I've tried to use this column to show readers that there's more than one way to
look at things, and sometimes a change in perspective can make all the
difference. But this time I want to share a little event that happened back in
1987, and the odds against it happening had to be astronomical.
A divorce had recently ended my 25 year marriage and my Mother suggested I get
away for awhile, saying she and I could take an extended trip across the
country. I had the vacation time coming, so why not? Before long we packed her
American Motors Concord station wagon and were off.
I won't bore you with all the beautiful sights we saw, but will go directly to
an evening along the Oregon coast. We hadn't seen another soul since leaving the
main highway miles back and begun exploring a narrow, isolated road winding
along the top of a cliff, overlooking the ocean. The sun was low in the western
sky and the views were what artists paint and poets write about.
Stopping the car on the side of the road, I grabbed my camera and jumped out to
take a few pictures. Mom thought she'd stay put and enjoy the sunset from the
car. Well, I was busy burning up film, when I saw a picture that I wanted to be
in, and went running back to the car to ask Mom to take it for me.
Now, we each had a key for the car, mine was in the ignition and Mom's was
safely in her purse ... a purse she didn't want to drag along while she took the
picture, so she left it on the seat of the car, climbed out and locked the door.
There we were, standing on the side of a road that wasn't much of an improvement
over an indian trail, miles and miles from anywhere, the sun sinking into the
"What're we gonna do?" Mom asked, as if I'd drawn up plans for situations like
this. "I don't know." I replied, thinking maybe I could tell her that my book of
emergency plans was in the car. Finally I suggested, "If a car comes by, and if
we can flag it down, and if they have a coat hanger,maybe I can get the door
"That's a lot of ifs." Mom grunted. She always had the ability to go straight
for weak spots in my plans.
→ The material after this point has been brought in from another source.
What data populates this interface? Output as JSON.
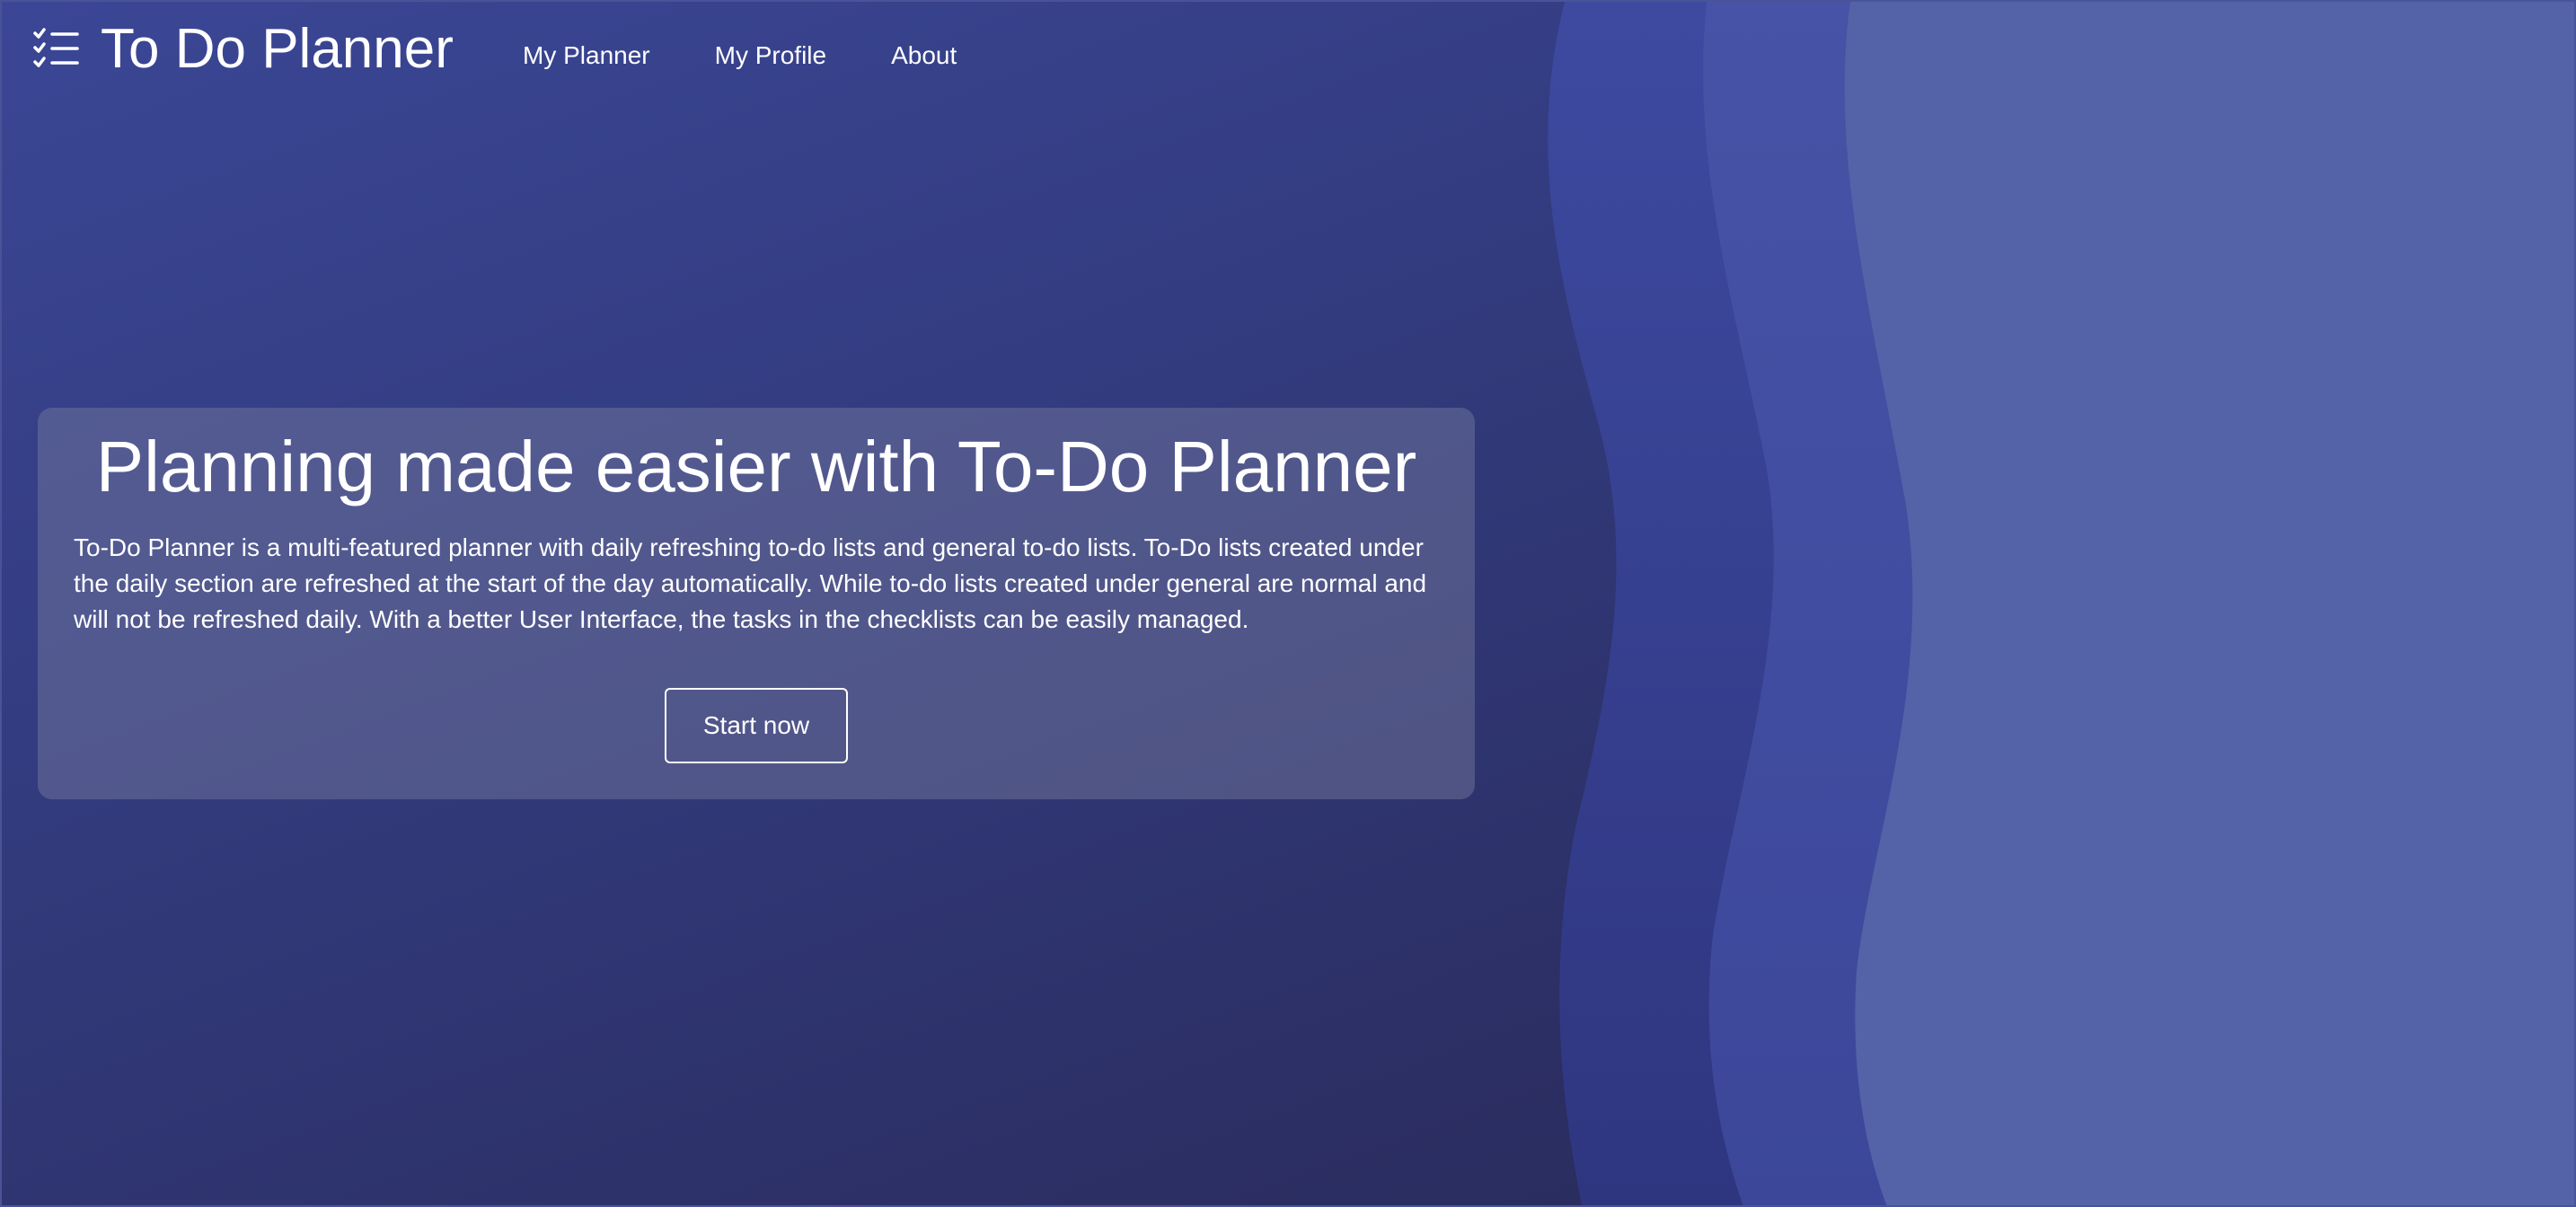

Then she bent down to pick up a rock that was to be
used in my education, but before she could straighten up, I saw the headlights
of a car bouncing up the road towards us, and we both waved frantically.
The approaching car pulled to a stop and a pleasant man and his wife asked if
they could help. I quickly explained our situation and he noticed our Ohio
license plates. "where ya from?" he asked. "Piqua, Ohio." I replied. The man
grinned and said, "We're from St. Paris."
We lived 10 miles apart and traveled all the way across the country to meet in
this isolated spot.
"I'm sorry," he said as he climbed out of his car, "we don't have a coat hanger.
But back home, I've got an old American Motors car sitting on blocks in my yard,
and for some reason I've got the key in my pocket." He fished it out and walked
over to our car, put it in the door lock and turned. No one could believe it
when the lock clicked open.
Such an isolated spot, this gentleman and his wife were the only people we'd
seen in a couple hours. Then to find out we were practically neighbors back home
in Ohio. NOBODY owned an AMC car ... that's why they quit making them! ... and
why would he have the key in his pocket for an old junker 2,000 miles away? And,
how many different keys would an auto manufacturer make for their cars?
Unbelievable as it all sounds, it came together one evening in Oregon.